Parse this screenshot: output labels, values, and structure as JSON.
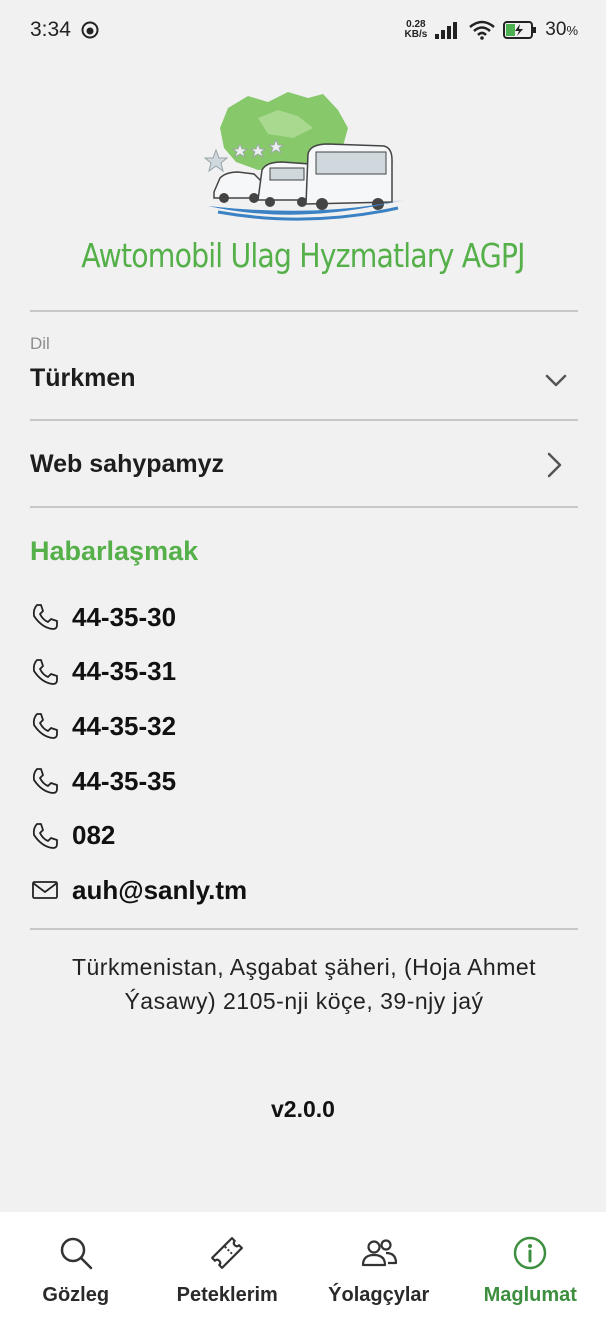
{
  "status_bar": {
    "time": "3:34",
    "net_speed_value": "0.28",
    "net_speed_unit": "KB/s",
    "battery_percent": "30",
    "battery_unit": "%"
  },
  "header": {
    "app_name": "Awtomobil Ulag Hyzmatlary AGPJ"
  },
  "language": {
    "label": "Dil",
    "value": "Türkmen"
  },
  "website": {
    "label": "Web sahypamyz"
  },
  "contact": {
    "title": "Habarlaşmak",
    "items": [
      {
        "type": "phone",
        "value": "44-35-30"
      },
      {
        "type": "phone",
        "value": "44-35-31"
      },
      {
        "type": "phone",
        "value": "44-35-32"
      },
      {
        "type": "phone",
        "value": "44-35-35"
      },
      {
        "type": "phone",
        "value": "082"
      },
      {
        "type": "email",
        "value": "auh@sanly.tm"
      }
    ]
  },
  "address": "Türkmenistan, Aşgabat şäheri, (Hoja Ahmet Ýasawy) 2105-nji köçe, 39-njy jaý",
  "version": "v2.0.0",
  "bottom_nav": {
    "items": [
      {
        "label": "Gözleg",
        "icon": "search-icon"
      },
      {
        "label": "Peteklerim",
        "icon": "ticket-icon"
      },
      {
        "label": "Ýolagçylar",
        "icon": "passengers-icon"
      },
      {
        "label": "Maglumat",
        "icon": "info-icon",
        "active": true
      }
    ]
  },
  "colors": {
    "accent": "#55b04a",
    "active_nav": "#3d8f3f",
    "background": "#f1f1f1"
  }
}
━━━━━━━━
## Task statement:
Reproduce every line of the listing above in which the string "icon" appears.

## Result of the task:
        "icon": "search-icon"
        "icon": "ticket-icon"
        "icon": "passengers-icon"
        "icon": "info-icon",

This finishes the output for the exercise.